BEGIN Data supplied

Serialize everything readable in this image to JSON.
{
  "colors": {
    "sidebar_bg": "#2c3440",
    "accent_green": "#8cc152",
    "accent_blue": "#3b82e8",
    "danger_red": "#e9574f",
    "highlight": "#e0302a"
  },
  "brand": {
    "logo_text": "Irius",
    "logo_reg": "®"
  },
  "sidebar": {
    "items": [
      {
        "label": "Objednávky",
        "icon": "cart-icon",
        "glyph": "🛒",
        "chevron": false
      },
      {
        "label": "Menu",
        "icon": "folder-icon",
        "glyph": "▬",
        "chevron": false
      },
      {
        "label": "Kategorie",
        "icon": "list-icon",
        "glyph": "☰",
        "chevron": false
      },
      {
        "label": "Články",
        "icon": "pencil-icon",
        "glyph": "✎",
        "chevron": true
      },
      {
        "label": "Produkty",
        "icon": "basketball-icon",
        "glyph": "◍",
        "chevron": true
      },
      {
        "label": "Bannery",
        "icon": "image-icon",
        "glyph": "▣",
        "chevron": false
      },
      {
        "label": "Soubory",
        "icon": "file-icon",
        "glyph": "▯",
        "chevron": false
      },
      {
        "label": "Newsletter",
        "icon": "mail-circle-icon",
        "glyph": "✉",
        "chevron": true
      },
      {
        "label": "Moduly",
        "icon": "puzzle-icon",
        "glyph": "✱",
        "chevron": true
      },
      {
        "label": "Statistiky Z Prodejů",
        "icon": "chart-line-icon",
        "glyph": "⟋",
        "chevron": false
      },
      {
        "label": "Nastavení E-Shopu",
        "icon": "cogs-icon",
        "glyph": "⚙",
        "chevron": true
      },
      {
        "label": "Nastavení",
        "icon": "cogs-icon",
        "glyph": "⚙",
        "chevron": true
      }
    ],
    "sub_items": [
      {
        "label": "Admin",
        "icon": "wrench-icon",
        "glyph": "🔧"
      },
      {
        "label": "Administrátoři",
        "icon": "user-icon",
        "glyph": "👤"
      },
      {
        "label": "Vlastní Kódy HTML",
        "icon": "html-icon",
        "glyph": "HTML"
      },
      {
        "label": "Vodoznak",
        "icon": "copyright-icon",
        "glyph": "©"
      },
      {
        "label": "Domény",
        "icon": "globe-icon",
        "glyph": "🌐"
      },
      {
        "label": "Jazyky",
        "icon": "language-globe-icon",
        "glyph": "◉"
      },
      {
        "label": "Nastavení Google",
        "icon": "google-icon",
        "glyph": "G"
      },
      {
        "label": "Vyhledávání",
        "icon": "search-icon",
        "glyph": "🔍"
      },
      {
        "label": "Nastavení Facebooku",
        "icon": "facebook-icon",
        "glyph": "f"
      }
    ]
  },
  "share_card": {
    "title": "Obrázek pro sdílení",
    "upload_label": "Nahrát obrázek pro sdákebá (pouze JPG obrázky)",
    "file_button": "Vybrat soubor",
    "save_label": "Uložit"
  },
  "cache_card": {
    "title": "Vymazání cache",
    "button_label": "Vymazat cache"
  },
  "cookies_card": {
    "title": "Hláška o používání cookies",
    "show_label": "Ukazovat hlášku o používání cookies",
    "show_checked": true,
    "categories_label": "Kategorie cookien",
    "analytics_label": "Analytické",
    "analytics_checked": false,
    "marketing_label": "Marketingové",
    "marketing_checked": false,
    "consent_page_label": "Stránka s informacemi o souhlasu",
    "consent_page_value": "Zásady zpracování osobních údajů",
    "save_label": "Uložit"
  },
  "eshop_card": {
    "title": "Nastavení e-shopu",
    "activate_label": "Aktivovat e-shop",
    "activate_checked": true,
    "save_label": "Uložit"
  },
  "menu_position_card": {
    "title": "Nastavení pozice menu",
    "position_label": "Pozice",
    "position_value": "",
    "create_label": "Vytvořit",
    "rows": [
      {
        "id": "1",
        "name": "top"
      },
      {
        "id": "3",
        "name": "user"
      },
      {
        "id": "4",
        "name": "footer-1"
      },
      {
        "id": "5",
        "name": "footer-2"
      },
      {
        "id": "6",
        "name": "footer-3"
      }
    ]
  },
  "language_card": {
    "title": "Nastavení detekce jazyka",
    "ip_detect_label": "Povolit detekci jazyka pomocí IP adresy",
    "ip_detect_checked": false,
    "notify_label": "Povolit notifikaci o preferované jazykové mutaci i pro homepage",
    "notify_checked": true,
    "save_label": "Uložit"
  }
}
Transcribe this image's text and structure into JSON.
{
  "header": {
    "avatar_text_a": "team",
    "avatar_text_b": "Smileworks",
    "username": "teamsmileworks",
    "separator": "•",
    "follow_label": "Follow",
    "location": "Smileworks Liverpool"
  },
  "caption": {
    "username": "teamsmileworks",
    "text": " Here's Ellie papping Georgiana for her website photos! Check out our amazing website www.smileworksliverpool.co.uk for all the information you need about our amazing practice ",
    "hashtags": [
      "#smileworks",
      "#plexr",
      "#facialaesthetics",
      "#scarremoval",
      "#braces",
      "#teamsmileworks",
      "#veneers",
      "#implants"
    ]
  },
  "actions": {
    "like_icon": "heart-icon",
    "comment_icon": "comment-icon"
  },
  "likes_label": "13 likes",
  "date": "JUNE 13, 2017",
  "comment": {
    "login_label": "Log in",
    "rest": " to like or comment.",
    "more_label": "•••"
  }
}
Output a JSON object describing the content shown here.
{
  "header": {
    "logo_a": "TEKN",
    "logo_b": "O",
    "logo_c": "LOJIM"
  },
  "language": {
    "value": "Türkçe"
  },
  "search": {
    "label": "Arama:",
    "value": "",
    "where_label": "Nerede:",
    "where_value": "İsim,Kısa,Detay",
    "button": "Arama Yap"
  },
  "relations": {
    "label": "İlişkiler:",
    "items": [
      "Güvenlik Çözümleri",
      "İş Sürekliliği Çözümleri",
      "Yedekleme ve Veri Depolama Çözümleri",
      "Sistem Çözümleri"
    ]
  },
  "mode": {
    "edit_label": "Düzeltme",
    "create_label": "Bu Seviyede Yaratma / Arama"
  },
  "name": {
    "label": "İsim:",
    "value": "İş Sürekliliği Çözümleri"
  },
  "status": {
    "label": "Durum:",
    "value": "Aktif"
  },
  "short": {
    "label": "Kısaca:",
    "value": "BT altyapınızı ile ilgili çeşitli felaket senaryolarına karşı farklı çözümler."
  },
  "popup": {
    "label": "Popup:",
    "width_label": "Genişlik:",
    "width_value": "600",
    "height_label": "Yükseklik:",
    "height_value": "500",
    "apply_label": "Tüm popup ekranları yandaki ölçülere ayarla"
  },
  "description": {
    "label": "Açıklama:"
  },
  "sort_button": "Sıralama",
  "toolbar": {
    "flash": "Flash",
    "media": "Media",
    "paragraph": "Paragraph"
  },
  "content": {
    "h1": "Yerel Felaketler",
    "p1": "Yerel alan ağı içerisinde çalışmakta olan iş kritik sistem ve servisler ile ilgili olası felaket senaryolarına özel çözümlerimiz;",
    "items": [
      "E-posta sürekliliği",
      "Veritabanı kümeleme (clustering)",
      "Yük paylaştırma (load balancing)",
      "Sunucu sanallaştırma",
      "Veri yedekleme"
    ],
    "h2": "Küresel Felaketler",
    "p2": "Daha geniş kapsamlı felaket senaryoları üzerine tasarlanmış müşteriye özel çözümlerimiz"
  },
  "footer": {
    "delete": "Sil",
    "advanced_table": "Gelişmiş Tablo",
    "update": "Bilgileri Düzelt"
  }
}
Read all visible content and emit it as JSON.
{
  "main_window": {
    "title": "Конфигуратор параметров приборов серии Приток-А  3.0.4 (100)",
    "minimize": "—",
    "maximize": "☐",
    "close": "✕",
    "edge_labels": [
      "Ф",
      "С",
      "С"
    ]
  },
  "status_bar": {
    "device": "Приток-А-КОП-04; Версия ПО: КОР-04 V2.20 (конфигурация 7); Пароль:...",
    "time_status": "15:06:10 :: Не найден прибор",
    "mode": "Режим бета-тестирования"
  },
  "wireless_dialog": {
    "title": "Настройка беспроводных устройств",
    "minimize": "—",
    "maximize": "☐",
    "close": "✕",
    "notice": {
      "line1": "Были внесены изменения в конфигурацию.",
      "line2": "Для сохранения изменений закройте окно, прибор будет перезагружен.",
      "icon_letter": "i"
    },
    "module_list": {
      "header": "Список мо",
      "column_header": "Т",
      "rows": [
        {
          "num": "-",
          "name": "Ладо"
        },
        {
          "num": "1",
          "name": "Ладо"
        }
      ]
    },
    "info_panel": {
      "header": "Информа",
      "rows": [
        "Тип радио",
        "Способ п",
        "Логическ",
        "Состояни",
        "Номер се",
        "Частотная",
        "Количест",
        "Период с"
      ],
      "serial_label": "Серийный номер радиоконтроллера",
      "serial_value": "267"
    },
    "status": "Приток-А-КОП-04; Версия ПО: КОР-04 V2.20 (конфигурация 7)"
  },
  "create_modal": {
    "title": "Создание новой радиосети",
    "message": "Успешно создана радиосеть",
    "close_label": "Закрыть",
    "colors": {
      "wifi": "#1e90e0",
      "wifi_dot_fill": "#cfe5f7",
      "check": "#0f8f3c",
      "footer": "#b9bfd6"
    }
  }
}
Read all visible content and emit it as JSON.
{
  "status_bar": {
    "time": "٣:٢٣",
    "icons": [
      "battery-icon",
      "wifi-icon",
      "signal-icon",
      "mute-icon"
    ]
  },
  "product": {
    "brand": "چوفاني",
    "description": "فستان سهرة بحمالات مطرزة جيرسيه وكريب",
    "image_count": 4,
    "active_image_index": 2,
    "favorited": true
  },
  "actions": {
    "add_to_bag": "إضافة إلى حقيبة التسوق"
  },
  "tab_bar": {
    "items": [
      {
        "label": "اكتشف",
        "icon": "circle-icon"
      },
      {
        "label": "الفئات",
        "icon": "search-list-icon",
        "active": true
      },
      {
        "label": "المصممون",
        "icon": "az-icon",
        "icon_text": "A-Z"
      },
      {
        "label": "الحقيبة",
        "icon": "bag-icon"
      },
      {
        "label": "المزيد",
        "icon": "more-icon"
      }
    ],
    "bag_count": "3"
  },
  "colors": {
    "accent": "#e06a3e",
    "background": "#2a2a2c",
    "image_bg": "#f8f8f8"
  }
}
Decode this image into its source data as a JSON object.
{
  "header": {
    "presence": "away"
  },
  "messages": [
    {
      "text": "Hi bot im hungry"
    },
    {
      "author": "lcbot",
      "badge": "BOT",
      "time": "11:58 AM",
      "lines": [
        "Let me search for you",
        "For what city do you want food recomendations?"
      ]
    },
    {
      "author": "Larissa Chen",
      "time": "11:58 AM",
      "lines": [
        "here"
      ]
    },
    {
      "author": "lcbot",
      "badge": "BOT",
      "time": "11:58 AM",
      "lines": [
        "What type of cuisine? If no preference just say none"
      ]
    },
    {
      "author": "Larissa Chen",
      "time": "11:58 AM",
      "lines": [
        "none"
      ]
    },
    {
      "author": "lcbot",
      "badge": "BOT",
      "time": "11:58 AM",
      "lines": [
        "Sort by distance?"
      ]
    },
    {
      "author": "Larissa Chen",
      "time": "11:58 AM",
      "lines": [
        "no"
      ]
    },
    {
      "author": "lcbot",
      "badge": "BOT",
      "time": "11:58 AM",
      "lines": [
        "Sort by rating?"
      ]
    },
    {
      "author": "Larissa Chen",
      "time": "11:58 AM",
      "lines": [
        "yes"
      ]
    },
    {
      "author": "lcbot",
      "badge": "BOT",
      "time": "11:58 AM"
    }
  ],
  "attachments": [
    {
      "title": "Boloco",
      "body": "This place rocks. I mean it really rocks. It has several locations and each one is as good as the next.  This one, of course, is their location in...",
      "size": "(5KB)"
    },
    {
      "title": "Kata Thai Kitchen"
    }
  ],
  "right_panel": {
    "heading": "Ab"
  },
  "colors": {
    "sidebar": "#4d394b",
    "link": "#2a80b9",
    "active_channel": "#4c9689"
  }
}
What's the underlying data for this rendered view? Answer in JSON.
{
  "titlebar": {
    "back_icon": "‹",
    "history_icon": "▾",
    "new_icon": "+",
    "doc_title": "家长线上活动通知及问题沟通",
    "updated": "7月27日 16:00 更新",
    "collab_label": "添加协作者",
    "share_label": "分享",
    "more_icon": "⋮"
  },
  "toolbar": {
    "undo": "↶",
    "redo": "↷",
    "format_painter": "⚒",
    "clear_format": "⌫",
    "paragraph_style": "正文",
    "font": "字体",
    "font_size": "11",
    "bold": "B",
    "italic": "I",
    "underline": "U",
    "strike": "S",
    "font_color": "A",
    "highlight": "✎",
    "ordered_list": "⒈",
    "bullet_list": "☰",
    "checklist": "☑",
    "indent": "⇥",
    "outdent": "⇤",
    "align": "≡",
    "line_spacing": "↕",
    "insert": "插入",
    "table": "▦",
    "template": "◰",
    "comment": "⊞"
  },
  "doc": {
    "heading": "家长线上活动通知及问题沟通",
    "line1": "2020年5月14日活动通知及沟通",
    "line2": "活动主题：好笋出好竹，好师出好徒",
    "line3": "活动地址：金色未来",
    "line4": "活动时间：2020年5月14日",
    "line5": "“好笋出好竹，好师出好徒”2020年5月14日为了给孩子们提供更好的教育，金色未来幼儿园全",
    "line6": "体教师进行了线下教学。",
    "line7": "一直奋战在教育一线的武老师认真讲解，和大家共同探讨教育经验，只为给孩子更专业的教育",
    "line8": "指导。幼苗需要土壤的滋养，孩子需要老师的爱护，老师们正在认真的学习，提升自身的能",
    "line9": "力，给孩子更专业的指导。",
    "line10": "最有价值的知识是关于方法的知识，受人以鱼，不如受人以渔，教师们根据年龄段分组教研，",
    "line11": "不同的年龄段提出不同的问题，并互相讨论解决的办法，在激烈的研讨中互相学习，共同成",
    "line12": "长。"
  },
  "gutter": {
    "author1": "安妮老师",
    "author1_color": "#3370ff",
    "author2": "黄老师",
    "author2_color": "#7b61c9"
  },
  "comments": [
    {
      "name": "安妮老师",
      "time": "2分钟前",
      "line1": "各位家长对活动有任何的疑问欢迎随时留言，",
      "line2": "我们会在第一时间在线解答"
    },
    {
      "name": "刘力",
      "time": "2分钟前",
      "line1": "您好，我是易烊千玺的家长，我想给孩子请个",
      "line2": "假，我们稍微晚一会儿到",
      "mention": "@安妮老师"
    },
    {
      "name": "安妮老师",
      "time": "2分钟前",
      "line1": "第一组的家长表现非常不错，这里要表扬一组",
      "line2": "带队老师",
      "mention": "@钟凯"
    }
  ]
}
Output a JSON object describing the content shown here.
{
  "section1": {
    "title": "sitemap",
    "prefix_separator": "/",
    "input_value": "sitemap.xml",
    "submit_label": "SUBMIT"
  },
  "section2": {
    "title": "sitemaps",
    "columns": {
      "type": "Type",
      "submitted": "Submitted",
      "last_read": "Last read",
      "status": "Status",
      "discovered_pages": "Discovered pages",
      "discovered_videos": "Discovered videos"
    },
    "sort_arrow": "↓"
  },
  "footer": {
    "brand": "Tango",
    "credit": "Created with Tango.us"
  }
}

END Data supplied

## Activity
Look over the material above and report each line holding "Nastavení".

## Answer to this problem
        "label": "Nastavení E-Shopu",
        "label": "Nastavení",
        "label": "Nastavení Google",
        "label": "Nastavení Facebooku",
    "title": "Nastavení e-shopu",
    "title": "Nastavení pozice menu",
    "title": "Nastavení detekce jazyka",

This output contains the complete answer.